                            murdered my mother

        who died of the communist anticommunist psychosis

                    in the madhouse one decade long ago

complaining about wires of masscommunication in her head

                    and phantom political voices in the air

                            besmirching her girlish character.

    Many another has suffered death and madness

                in the Vortex.

                                            (AG, 410)

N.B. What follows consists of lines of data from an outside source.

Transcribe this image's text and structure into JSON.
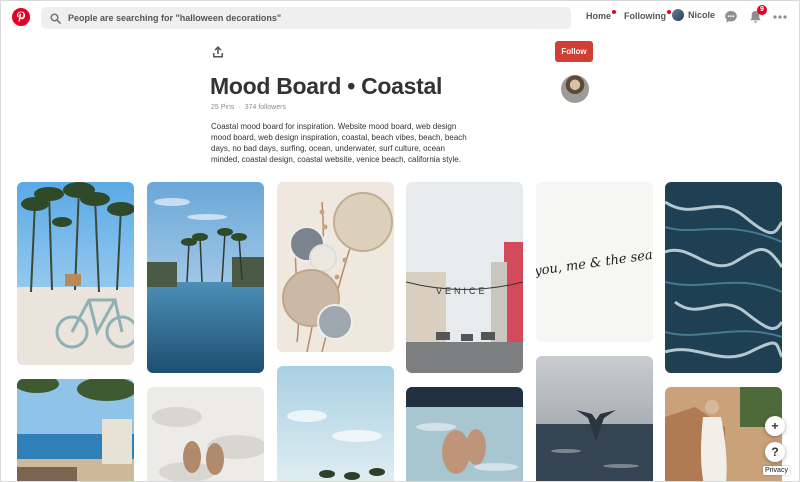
{
  "header": {
    "search_placeholder": "People are searching for \"halloween decorations\"",
    "nav_home": "Home",
    "nav_following": "Following",
    "user_name": "Nicole",
    "notifications_count": "9"
  },
  "board": {
    "follow_label": "Follow",
    "title": "Mood Board • Coastal",
    "pins_count": "25 Pins",
    "separator": "·",
    "followers_count": "374 followers",
    "description": "Coastal mood board for inspiration. Website mood board, web design mood board, web design inspiration, coastal, beach vibes, beach, beach days, no bad days, surfing, ocean, underwater, surf culture, ocean minded, coastal design, coastal website, venice beach, california style."
  },
  "pins": {
    "pin_4_sign": "VENICE",
    "pin_5_text": "you, me & the sea"
  },
  "floating": {
    "add_label": "+",
    "help_label": "?",
    "privacy_label": "Privacy"
  },
  "colors": {
    "brand_red": "#e60023",
    "follow_red": "#d13e33"
  }
}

Here we have an easy, scattershot indictment, in which the prohibition of liquor, McCarthyite anticommunism, the use of defoliants in Vietnam, and Naomi Ginsberg's "death and madness" are all the results of a national "hatred." In this passage, Ginsberg treats individual madness as the symptom of political madness, but again, he wants it both ways. By suggesting, even if only for purposes of metonymy, that Carry Nation began "the vortex," Ginsberg identifies a villain whose individual repressions initiate, through social contagion, the repressiveness of a whole country. (Carry Nation's name serves Ginsberg's turn all too conveniently.) In this sweeping equation of any social evil with any other, individuals can be treated either as willing agents or as passive victims, according to one's mood. Ginsberg extends no sympathy to Carry Nation, who presumably was also shaped by her social environment. Those one has singled out as villains are responsible for their actions, while those who have been cast as victims are not.

Ginsberg wrote a great deal of political poetry in the late 1960s and early 1970s, all of it sentimental in its insistence that the war in Vietnam resulted directly from bad consciousness, and that good consciousness drives out bad. Even in Wichita Vortex Sutra, the best of these political poems, Ginsberg portrays the war as the work of "inferior magicians with / the wrong alchemical formula for transforming earth into gold."